As crude oil has fallen to half its price of six months ago we have posed the question when to buy oil stocks? Now that the energy sector is pulling stocks down across the board the question is how low will stocks fall before the market stabilizes? Investors are concerned that the low price of oil has more to do with projected low demand than with over supply. Just how bad will the recession get in Japan? How bad will it get in Europe? How badly will decrease demand for exports combined with the collapse of a real estate bubble hurt China? Will the USA withstand these global economic events and continue to recover economically?
The Fall of Oil Prices
Reuters reports how stocks are generally lower as a result of a slump in oil.
Stock markets around the world mostly fell on Monday as oil prices showed no sign of breaking their prolonged downward spiral, prompting further losses in beleaguered energy shares.
Losses were broad in the U.S. equity market, with eight of the 10 primary S&P 500 sectors down. Energy .SPNY was by far the weakest group, off 2.7 percent. The sector is now down more than 25 percent from a high reached in July.
The point is the fall in stock sectors outside of energy when, usually, low energy costs lead to profits and stock gains everywhere outside of the energy sector. How contagious is this and how low will stocks fall?
How Low Energy Prices Hurt Producers
The low price of crude oil is not only painful for the US oil sector. It is especially painful for countries like Venezuela, Iran and Colombia. It is less painful for the Gulf oil states where the price of production is quite low and a low price only means lower profits and not a budget busting loss in income. The Street remarks on how stocks are falling as oil prices hit a five year low.
Stocks moved off session lows by midmorning Monday, though energy stocks continued to drag on benchmark indexes following a forecast from Goldman Sachs that the commodity will remain lower for longer than expected.
Crude oil for February delivery fell 3.7% on Monday to $46.55 a barrel. Among the investment banks cutting oil forecasts, Goldman Sachs analysts said crude would likely trade at $40 a barrel “for longer” as sector investment is curtailed and global demand-supply balance returned. Goldman said the benchmark New York rate would average $50.40 a barrel this year, far below its previous forecast of $83.75.

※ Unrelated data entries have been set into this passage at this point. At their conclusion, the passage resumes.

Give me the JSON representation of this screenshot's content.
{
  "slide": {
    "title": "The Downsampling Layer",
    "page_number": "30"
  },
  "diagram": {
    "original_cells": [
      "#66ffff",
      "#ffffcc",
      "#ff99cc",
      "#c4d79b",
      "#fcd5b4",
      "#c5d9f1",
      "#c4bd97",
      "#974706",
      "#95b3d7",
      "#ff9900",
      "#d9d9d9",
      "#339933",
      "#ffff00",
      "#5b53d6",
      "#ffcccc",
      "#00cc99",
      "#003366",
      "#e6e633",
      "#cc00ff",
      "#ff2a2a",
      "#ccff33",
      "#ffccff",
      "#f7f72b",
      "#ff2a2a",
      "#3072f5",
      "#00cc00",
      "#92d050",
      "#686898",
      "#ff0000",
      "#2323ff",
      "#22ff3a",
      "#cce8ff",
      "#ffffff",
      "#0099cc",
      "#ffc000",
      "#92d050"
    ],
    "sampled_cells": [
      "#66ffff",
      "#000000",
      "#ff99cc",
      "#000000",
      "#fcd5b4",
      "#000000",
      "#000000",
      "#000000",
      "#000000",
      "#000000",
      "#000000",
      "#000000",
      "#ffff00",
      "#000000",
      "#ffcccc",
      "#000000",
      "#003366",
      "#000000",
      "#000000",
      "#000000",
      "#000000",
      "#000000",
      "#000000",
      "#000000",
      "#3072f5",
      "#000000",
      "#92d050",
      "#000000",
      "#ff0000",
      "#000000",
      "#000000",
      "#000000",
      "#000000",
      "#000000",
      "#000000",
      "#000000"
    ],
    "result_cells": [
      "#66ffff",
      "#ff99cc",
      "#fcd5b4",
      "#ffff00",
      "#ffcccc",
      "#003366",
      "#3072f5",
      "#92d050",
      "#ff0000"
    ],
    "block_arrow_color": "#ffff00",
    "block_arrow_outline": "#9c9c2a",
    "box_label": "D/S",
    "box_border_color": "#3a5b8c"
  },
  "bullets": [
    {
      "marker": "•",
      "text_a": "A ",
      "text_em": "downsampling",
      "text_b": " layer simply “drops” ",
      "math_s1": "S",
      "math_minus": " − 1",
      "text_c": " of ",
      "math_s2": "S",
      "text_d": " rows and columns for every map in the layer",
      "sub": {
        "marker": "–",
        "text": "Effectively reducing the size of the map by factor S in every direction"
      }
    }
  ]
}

Also hurting crude prices, pleas from Venezuela and Iran for OPEC to cut oil output were ignored, the countries’ delegates said Monday. OPEC’s Gulf States, including Saudi Arabia, have been steadfast in their refusal to cut production lest the organization lose market share. OPEC will gather in June for their next scheduled meeting.
To a degree this only affects countries that rely primarily on oil for their survival. Nevertheless, every dollar that oil producers lose means less that they plow into investments or spend in the broader world. In this sense the fall in crude oil prices could send the whole world on the downward spiral into deflation! The question may not be how low will stocks fall but how far will the interconnected economies of the world fall?
How Fares China?
Chinese stocks drop as well according to Bloomberg.
China’s stocks fell for a third day, the longest losing streak since November, amid concern a rally for the world’s best-performing equities market over the past year has been excessive relative to the outlook for the economy.
The Shanghai Composite Index (SHCOMP) fell 1.7 percent to 3,229.32 at the close, the lowest since Dec. 30. The three-day retreat was the longest since China’s central bank announced an unexpected cut in interest rates in November. UBS AG said today that valuations for large stocks have reached fair levels and the bull market may stall unless profits improve.
So long as more and more investors flee the collapsing Chinese real estate market they will prop up Chinese stocks and current valuations will seem fair. When the flood of new investors tapers off Chinese stocks may fall substantially as well. Deflation has a way of feeding upon itself and if a generalized lower demand to lower price spiral develops stocks may fall substantially everywhere.